This translation of the Bible was undertaken in the year 410 by Mesrob, with the aid of his pupils Joannes Eccelensis and Josephus Palnensis. It appears that the Patriarch Isaac first attempted, in consequence of the Persians having destroyed all the copies of the Greek version, to make a translation from the Peshito; that Mesrob became his coadjutor in this work; and that they actually completed their translation from the Syriac. But when the above-named pupils, who had been sent to the ecclesiastical council at Ephesus, returned, they brought with them an accurate copy of the Greek Bible. Upon this, Mesrob laid aside his translation from the Peshito, and prepared to commence anew from a more authentic text. - Imperfect knowledge of the Greek language, however, induced him to send his pupils to Alexandria, to acquire accurate Greek scholarship; and, on their return, the translation was accomplished. Moses of Chorene, the historian of Armenia, who was also employed, as a disciple of Mesrob, on this version, fixes its completion in the year 410; but he is contradicted by the date of the Council of Ephesus, which necessarily makes it subsequent to the year 431.
In the Old Testament this version adheres exceedingly closely to the Septuagint (but in the book of Daniel has followed the version of Theodotion). Its most striking characteristic is, that it does not follow any known recension of the Sept. Although it more often agrees with the Alexandrine text, in readings which are peculiar to the latter, than it does with the Aldine or Complutensian text, yet, on the other hand, it also has followed readings which are only found in the last two. Bertholdt accounts for this mixed text by assuming that the copy of the Greek Bible sent from Ephesus contained the Lucian recension, and that the pupils brought back copies according to the Hesychian recension from Alexandria, and that the translators made the latter their standard, but corrected their version by aid of the former (Einleit. ii, 560). The version of the New Testament is equally close to the Greek original, and also represents a text made up of Alexandrine and Occidental readings.-Kitto.

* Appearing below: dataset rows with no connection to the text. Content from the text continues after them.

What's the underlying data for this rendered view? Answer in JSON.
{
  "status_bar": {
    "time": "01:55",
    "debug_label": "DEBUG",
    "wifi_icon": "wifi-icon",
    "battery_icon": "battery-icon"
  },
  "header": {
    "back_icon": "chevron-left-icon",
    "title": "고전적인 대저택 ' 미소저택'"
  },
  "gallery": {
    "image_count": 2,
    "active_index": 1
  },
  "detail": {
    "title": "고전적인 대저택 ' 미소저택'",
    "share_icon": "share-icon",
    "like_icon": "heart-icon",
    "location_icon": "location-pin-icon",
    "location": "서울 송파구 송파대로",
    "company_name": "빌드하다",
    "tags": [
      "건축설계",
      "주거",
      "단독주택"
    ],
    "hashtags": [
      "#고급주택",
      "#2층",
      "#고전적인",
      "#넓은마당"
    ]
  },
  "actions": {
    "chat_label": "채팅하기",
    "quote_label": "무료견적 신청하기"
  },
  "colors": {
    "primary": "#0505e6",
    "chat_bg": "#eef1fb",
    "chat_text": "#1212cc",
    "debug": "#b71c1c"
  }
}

This version was afterward revised and adapted to the Peshito in the sixth century, on the occasion of an ecclesiastical union between the Syrians and Armenians. Again. in the thirteenth century, an Armenian king, Hethom or Haitho, who was so zealous a Catholic that he turned Franciscan monk, adapted the Armenian version to the Vulgate, by way of smoothing the way for a union of the Roman and Armenian churches. Lastly, the Bishop Uscan, who printed the first edition of this version at Amsterdam, in the year 1666, is also accused of having interpolated the text as it came down to his time by adding all that he found the Vulgate contained more than the Armenian version. The existence of the verse 1Jo 5:7, in this version, is ascribed to this supplementary labor of Uscan. It is clear, from what has been said, that the critical uses of this version are limited to determining the readings of the Sept. and of the Greek text of the New Testament which it represents, and that it has suffered many alterations, which diminish its usefulness in that respect. See generally Walch, Bibl. Theol. 4:50, 247; Rosenmiiller, Handb. d. Literatur, iii, 78-84, 153 sq. The following are the forms of this version hitherto published: 1. Biblit, jussu Jacobi protopatriarchae (Amst. 1666, 4to); Biblia, jussu patriarchae Nahabiet (Constpl. 1705, 4to); Biblia, jussu Abrahai patriarchae (Ven. 1733, fol.); Biblia (ed. Dr. Zohrab, Ven. 1805, 4 vols. 8vo and 1 vol. 4to); id. (Petropol. 1817, 4to; also Serampore, 1817, 4to); Bible, in mod. Armen. (Smyrna, 1853, 4to). 2. Nov. Test. (ed. Uscan, Amst. 1668, 8vo); id. (Amst. 1698, 12mo; Ven. 1720 and 1789, 8vo; Lond. 1818); Nov. Test., in anc. and mod. Armen. (ed. Dr. Zohrab, Par. 1825, Ovo). Special parts and treatises are: Obadias Armenus, cur. A. Acoluthio (Lips. 1680); Quatuor prima cap. Evang. Matthai (ed. C. A. Bode, Hal. 1756); Bredenkamp, Genauere Vergleichurg d. armen. Uebersetzung des N.T., in Michaelis's N. Orient. Bibl. 7:139 sq.; Schroder, in his Thes. ling. Armen. SEE VERSIONS.